All of the roles are amusingly drawn, from the frustrated physician, Dr. Forbes Winslow, already henpecked by his fiance, suffragette Ernestine Pankhurst, to manservant Phillip Poole, who is bound and determined to solve the murders in the style of his hero, Sherlock Holmes. There are several murders, but these are given a wickedly humorous touch by the victims themselves!
The story, briefly: Jack's reign of terror has begun, and Sir Charles Warren, a totally inept British Lord, has been appointed Commissioner of Police to apprehend him. The author has selected a theory (which some actually believed at the time) that the murders had an occult connection. Jack, it seems, practices black magic, which requires murderous sacrifices to assure him additional years of life. Four women are murdered, and the play revolves around the attempts to save the fifth Angela Ellison, a reformed girl of the streets, who is the last required to complete Jack's evil ritual.

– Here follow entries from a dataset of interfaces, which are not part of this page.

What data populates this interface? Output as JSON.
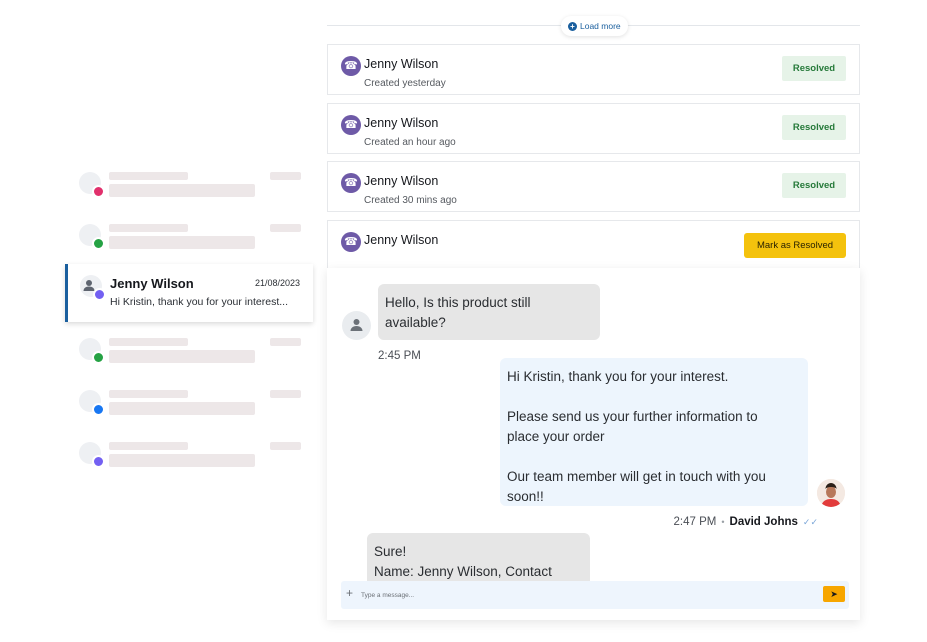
{
  "left_list": {
    "placeholder_items": [
      {
        "channel": "instagram",
        "icon": "instagram-icon"
      },
      {
        "channel": "whatsapp",
        "icon": "whatsapp-icon"
      },
      {
        "channel": "whatsapp",
        "icon": "whatsapp-icon"
      },
      {
        "channel": "facebook",
        "icon": "facebook-icon"
      },
      {
        "channel": "viber",
        "icon": "viber-icon"
      }
    ],
    "active": {
      "name": "Jenny Wilson",
      "date": "21/08/2023",
      "preview": "Hi Kristin, thank you for your interest..."
    }
  },
  "load_more": {
    "label": "Load more"
  },
  "tickets": [
    {
      "name": "Jenny Wilson",
      "subtitle": "Created yesterday",
      "status": "Resolved"
    },
    {
      "name": "Jenny Wilson",
      "subtitle": "Created an hour ago",
      "status": "Resolved"
    },
    {
      "name": "Jenny Wilson",
      "subtitle": "Created 30 mins ago",
      "status": "Resolved"
    },
    {
      "name": "Jenny Wilson",
      "action": "Mark as Resolved"
    }
  ],
  "chat": {
    "messages": [
      {
        "direction": "in",
        "lines": [
          "Hello, Is this product still",
          "available?"
        ],
        "time": "2:45 PM"
      },
      {
        "direction": "out",
        "paragraphs": [
          [
            "Hi Kristin, thank you for your interest."
          ],
          [
            "Please send us your further information to",
            "place your order"
          ],
          [
            "Our team member will get in touch with you",
            "soon!!"
          ]
        ],
        "time": "2:47 PM",
        "agent": "David Johns"
      },
      {
        "direction": "in",
        "lines": [
          "Sure!",
          "Name: Jenny Wilson, Contact"
        ]
      }
    ],
    "composer": {
      "placeholder": "Type a message..."
    }
  },
  "colors": {
    "accent": "#1a5f9e",
    "resolved_bg": "#e6f3e8",
    "resolved_text": "#267a3a",
    "mark_button": "#f4c20d",
    "send_button": "#f7a600",
    "viber": "#6e5aa7"
  }
}
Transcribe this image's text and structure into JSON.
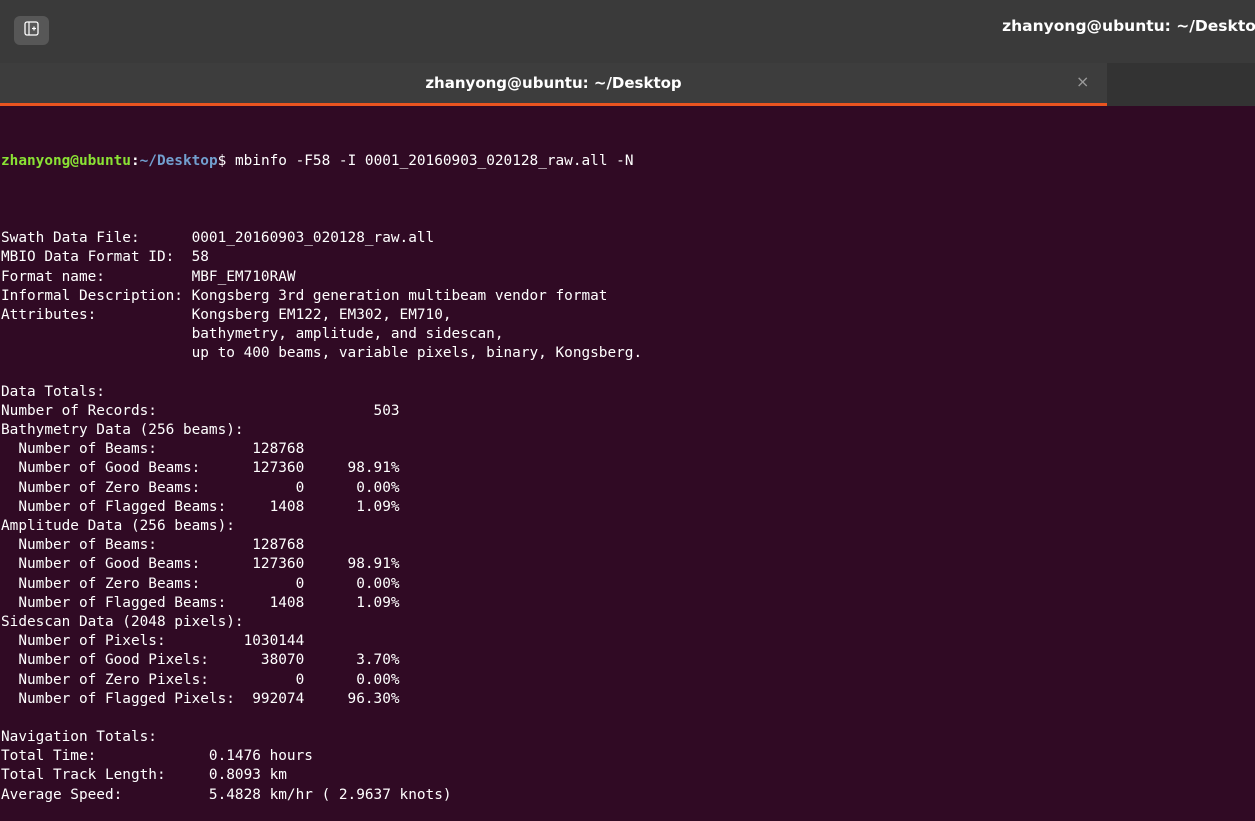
{
  "window": {
    "title": "zhanyong@ubuntu: ~/Desktop"
  },
  "tab": {
    "label": "zhanyong@ubuntu: ~/Desktop",
    "close_glyph": "×",
    "new_tab_icon": "new-tab-icon"
  },
  "prompt": {
    "user_host": "zhanyong@ubuntu",
    "separator": ":",
    "path": "~/Desktop",
    "symbol": "$ ",
    "command": "mbinfo -F58 -I 0001_20160903_020128_raw.all -N"
  },
  "colors": {
    "terminal_bg": "#300a24",
    "titlebar_bg": "#3a3a3a",
    "tab_accent": "#e95420",
    "prompt_user": "#8ae234",
    "prompt_path": "#729fcf"
  },
  "output_lines": [
    "",
    "Swath Data File:      0001_20160903_020128_raw.all",
    "MBIO Data Format ID:  58",
    "Format name:          MBF_EM710RAW",
    "Informal Description: Kongsberg 3rd generation multibeam vendor format",
    "Attributes:           Kongsberg EM122, EM302, EM710,",
    "                      bathymetry, amplitude, and sidescan,",
    "                      up to 400 beams, variable pixels, binary, Kongsberg.",
    "",
    "Data Totals:",
    "Number of Records:                         503",
    "Bathymetry Data (256 beams):",
    "  Number of Beams:           128768",
    "  Number of Good Beams:      127360     98.91%",
    "  Number of Zero Beams:           0      0.00%",
    "  Number of Flagged Beams:     1408      1.09%",
    "Amplitude Data (256 beams):",
    "  Number of Beams:           128768",
    "  Number of Good Beams:      127360     98.91%",
    "  Number of Zero Beams:           0      0.00%",
    "  Number of Flagged Beams:     1408      1.09%",
    "Sidescan Data (2048 pixels):",
    "  Number of Pixels:         1030144",
    "  Number of Good Pixels:      38070      3.70%",
    "  Number of Zero Pixels:          0      0.00%",
    "  Number of Flagged Pixels:  992074     96.30%",
    "",
    "Navigation Totals:",
    "Total Time:             0.1476 hours",
    "Total Track Length:     0.8093 km",
    "Average Speed:          5.4828 km/hr ( 2.9637 knots)"
  ]
}
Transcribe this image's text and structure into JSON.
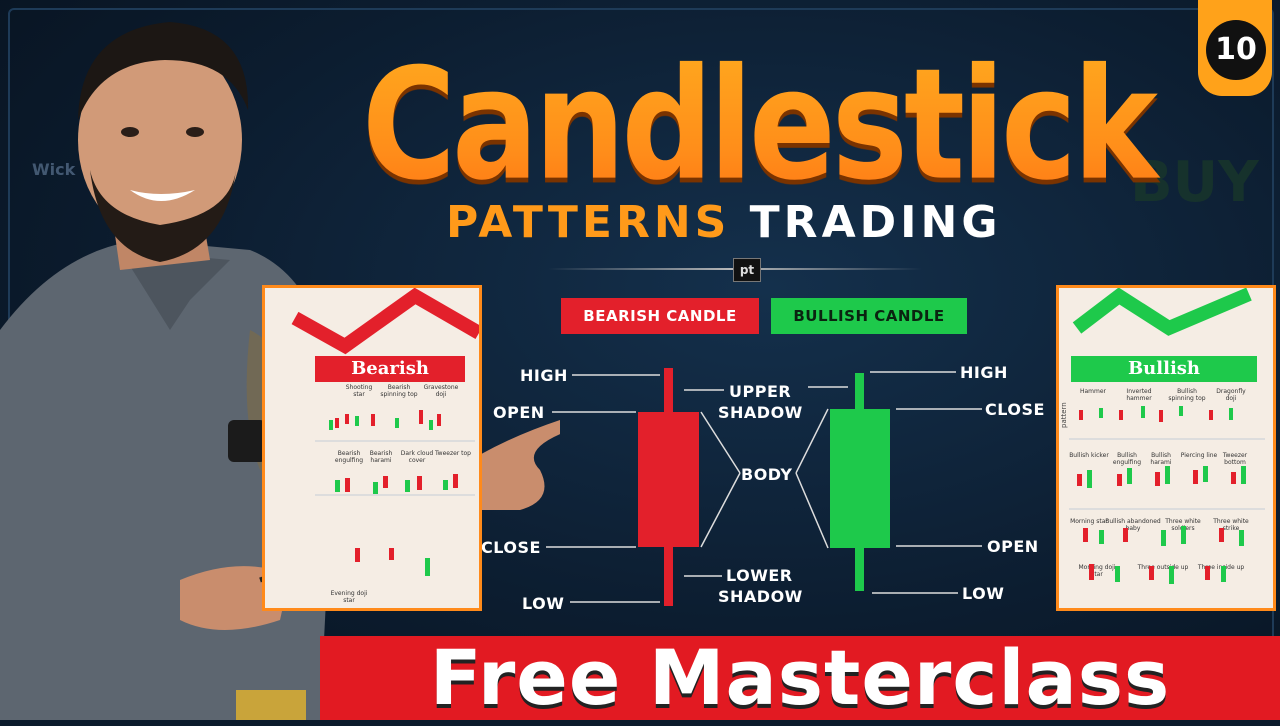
{
  "badge": {
    "number": "10"
  },
  "title": {
    "main": "Candlestick",
    "sub_part1": "PATTERNS",
    "sub_part2": "TRADING"
  },
  "logo": {
    "text": "pt"
  },
  "tags": {
    "bearish": "BEARISH CANDLE",
    "bullish": "BULLISH CANDLE"
  },
  "bearish_labels": {
    "high": "HIGH",
    "open": "OPEN",
    "close": "CLOSE",
    "low": "LOW"
  },
  "center_labels": {
    "upper_shadow_1": "UPPER",
    "upper_shadow_2": "SHADOW",
    "body": "BODY",
    "lower_shadow_1": "LOWER",
    "lower_shadow_2": "SHADOW"
  },
  "bullish_labels": {
    "high": "HIGH",
    "close": "CLOSE",
    "open": "OPEN",
    "low": "LOW"
  },
  "left_card": {
    "banner": "Bearish",
    "items": [
      "Shooting star",
      "Bearish spinning top",
      "Gravestone doji",
      "Bearish engulfing",
      "Bearish harami",
      "Dark cloud cover",
      "Tweezer top",
      "Evening doji star"
    ]
  },
  "right_card": {
    "banner": "Bullish",
    "side_label": "pattern",
    "items": [
      "Hammer",
      "Inverted hammer",
      "Bullish spinning top",
      "Dragonfly doji",
      "Bullish kicker",
      "Bullish engulfing",
      "Bullish harami",
      "Piercing line",
      "Tweezer bottom",
      "Morning star",
      "Bullish abandoned baby",
      "Three white soldiers",
      "Three white strike",
      "Morning doji star",
      "Three outside up",
      "Three inside up"
    ]
  },
  "background": {
    "word1": "BUY",
    "word2": "Wick"
  },
  "footer": {
    "text": "Free Masterclass"
  },
  "colors": {
    "bearish": "#e3202b",
    "bullish": "#1ec94b",
    "accent": "#ff9a1a"
  }
}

Jack's identity is not revealed until the end, and the author has provided three alternate endings, each with a different character exposed as Jack. So, should the director have a fiendish streak, the ending could be selected by pulling straws to keep everyone - including the cast - guessing until the final scene.